The anti-CARD15 antibody binds against the peptide CARD15. CARD15 confers responsiveness to intracellular bacterial lipopolysaccharides (LPS) and induces NF-kappa-B via RICK (CARDIAK, RIP2) and IKK-gamma. CARD15 protein is located in the cytoplasm of monocytes. Defects in CARD2 are the cause of Blau syndrome, sarcoidosis early-onset, and inflammatory bowel disease type 1. Blau syndrome and early onset sarcoidosis are dominant genetic disorders characterized by arthritis and skin granulomas (tumors or papules). Blau syndrome and early onset sarcoidosis are inflammatory diseases characterized by granulomas on the lungs, lymph nodes, skin, eyes, and liver. Inflammatory bowel disease can sometimes accompany a diagnosis of early onset sarcoidosis or Blau syndrome. Inflammatory bowel disease is characterized by abdominal pain, diarrhea, rectal bleeding, and severe internal cramps. Anti-Tafazzin antibody, or TAZ antibody binds against the target protein TAZ localized in the cytoplasm and membranes of cells in the heart and other skeletal muscles. The TAZ protein is involved in cardiolipid (CL) metabolism. Defects in tafazzin are the cause of 3-methylglutaconic aciduria type 2 (also known as Barth syndrome) and left ventricular non-compaction X-linked (LVNCX). 3-methylglutaconic aciduria type 2 or Barth syndrome (BTHS) is a serious X-linked genetic disorder affecting mainly males. Barth Syndrome is characterized by a weak heart muscle, a reduction in neutrophils, underdeveloped skeletal musculature, and delayed growth. Although treatment is currently being perfected, many affected individuals will die of heart failure by the age of 4. Left ventricular non-compaction is a rare type of hereditary cardiomyopathy with a poor prognosis. Left ventricular non-compaction is characterized by the presence of multiple recesses in the ventricular myocardium.
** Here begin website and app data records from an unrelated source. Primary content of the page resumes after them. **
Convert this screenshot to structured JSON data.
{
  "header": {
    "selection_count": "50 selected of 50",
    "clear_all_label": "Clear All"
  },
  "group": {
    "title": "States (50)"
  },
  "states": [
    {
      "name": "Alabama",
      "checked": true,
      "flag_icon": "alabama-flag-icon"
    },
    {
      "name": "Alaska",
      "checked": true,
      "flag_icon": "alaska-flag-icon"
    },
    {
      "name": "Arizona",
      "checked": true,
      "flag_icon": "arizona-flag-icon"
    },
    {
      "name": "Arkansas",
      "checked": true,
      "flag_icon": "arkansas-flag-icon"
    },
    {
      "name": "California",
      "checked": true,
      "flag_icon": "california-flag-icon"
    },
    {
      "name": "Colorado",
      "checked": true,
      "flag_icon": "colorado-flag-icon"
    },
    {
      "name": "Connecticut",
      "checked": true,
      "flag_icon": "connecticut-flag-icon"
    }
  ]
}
Affected individuals typically die of heart failure (sudden death).

 
Product Number Title Applications Host Clonality
AC21-0051-01 Anti-SHP2 Antibody (AMCA) ELISA, WB, IHC Goat Polyclonal
AC21-0051-02 Anti-SHP2 Antibody (AP) ELISA, WB, IHC Goat Polyclonal
AC21-0051-03 Anti-SHP2 Antibody (APC) ELISA, WB, IHC Goat Polyclonal
AC21-0051-04 Anti-SHP2 Antibody (APC-Cy5.5) ELISA, WB, IHC Goat Polyclonal
AC21-0051-05 Anti-SHP2 Antibody (APC-Cy7) ELISA, WB, IHC Goat Polyclonal
AC21-0051-06 Anti-SHP2 Antibody (Avidin) ELISA, WB, IHC Goat Polyclonal
AC21-0051-07 Anti-SHP2 Antibody (Biotin) ELISA, WB, IHC Goat Polyclonal
AC21-0051-08 Anti-SHP2 Antibody (BPE) ELISA, WB, IHC Goat Polyclonal
AC21-0051-09 Anti-SHP2 Antibody (Cy3) ELISA, WB, IHC Goat Polyclonal
AC21-0051-10 Anti-SHP2 Antibody (Cy5) ELISA, WB, IHC Goat Polyclonal
AC21-0051-11 Anti-SHP2 Antibody (Cy5.5) ELISA, WB, IHC Goat Polyclonal
AC21-0051-12 Anti-SHP2 Antibody (FITC) ELISA, WB, IHC Goat Polyclonal